USC Viterbi School of Engineering scientists found a new method to reduce the heating errors that have hindered quantum computing.

A new form of hybrid photodetectors with quantum dots and graphene

ICFO researchers develop a hybrid photodetector comprising an active colloidal quantum dot photodiode integrated with a graphene phototransistor.

ICFO researchers develop a hybrid photodetector comprising an active colloidal quantum dot photodiode integrated with a graphene phototransistor.

ORNL demonstrates large-scale technique to produce quantum dots

ORNL demonstrates a method to produce significant amounts of semiconducting nanoparticles for light-emitting displays, sensors, solar panels and biomedical applications.

ORNL demonstrates a method to produce significant amounts of semiconducting nanoparticles for light-emitting displays, sensors, solar panels and biomedical applications.

First single-enzyme method to produce quantum dots revealed

Three Lehigh University engineers have successfully demonstrated the first precisely controlled, biological way to manufacture quantum dots using a single-enzyme, paving the way for a significantly quicker, cheaper and greener production method.

Three Lehigh University engineers have successfully demonstrated the first precisely controlled, biological way to manufacture quantum dots using a single-enzyme, paving the way for a significantly quicker, cheaper and greener production method.

**Related Quantum Dots Reading:**

## Best Science Podcasts 2019

We have hand picked the**best science podcasts**for 2019. Sit back and enjoy new science podcasts updated daily from your favorite science news services and scientists.

**Now Playing: TED Radio Hour**

**Don't Fear Math**

Why do many of us hate, even fear math? Why are we convinced we're bad at it? This hour, TED speakers explore the myths we tell ourselves and how changing our approach can unlock the beauty of math. Guests include budgeting specialist Phylecia Jones, mathematician and educator Dan Finkel, math teacher Eddie Woo, educator Masha Gershman, and radio personality and eternal math nerd Adam Spencer.

**Now Playing: Science for the People**

**#518 With Genetic Knowledge Comes the Need for Counselling**

This week we delve into genetic testing - for yourself and your future children. We speak with Jane Tiller, lawyer and genetic counsellor, about genetic tests that are available to the public, and what to do with the results of these tests.

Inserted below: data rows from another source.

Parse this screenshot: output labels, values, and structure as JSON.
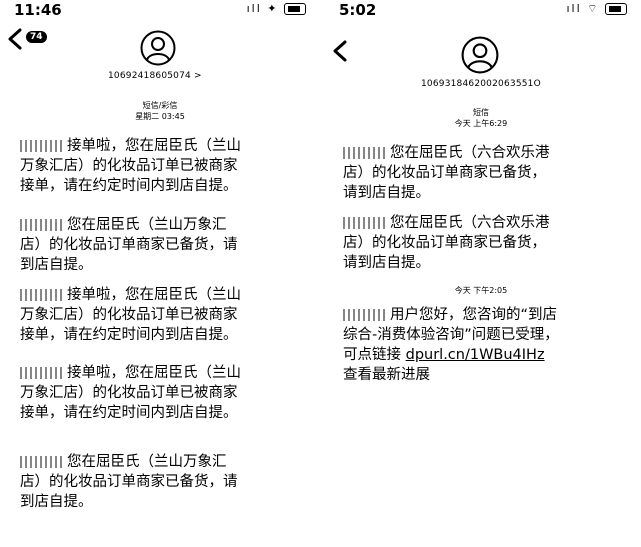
{
  "left": {
    "time": "11:46",
    "status_icons": "ıll ✦",
    "back_badge": "74",
    "sender_number": "10692418605074 >",
    "meta_line1": "短信/彩信",
    "meta_line2": "星期二 03:45",
    "messages": [
      "接单啦，您在屈臣氏（兰山万象汇店）的化妆品订单已被商家接单，请在约定时间内到店自提。",
      "您在屈臣氏（兰山万象汇店）的化妆品订单商家已备货，请到店自提。",
      "接单啦，您在屈臣氏（兰山万象汇店）的化妆品订单已被商家接单，请在约定时间内到店自提。",
      "接单啦，您在屈臣氏（兰山万象汇店）的化妆品订单已被商家接单，请在约定时间内到店自提。",
      "您在屈臣氏（兰山万象汇店）的化妆品订单商家已备货，请到店自提。"
    ]
  },
  "right": {
    "time": "5:02",
    "status_icons": "ıll ⌔",
    "sender_number": "1069318462002063551O",
    "meta_line1": "短信",
    "meta_line2": "今天 上午6:29",
    "messages": [
      "您在屈臣氏（六合欢乐港店）的化妆品订单商家已备货，请到店自提。",
      "您在屈臣氏（六合欢乐港店）的化妆品订单商家已备货，请到店自提。"
    ],
    "time_divider": "今天 下午2:05",
    "last_message_text": "用户您好，您咨询的“到店综合-消费体验咨询”问题已受理，可点链接 ",
    "last_message_link": "dpurl.cn/1WBu4IHz",
    "last_message_tail": " 查看最新进展"
  }
}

And we talk with Noam Shomron, associate professor at the Sackler School of Medicine at Tel Aviv University, about technological advancements his lab has made in the genetic testing of fetuses.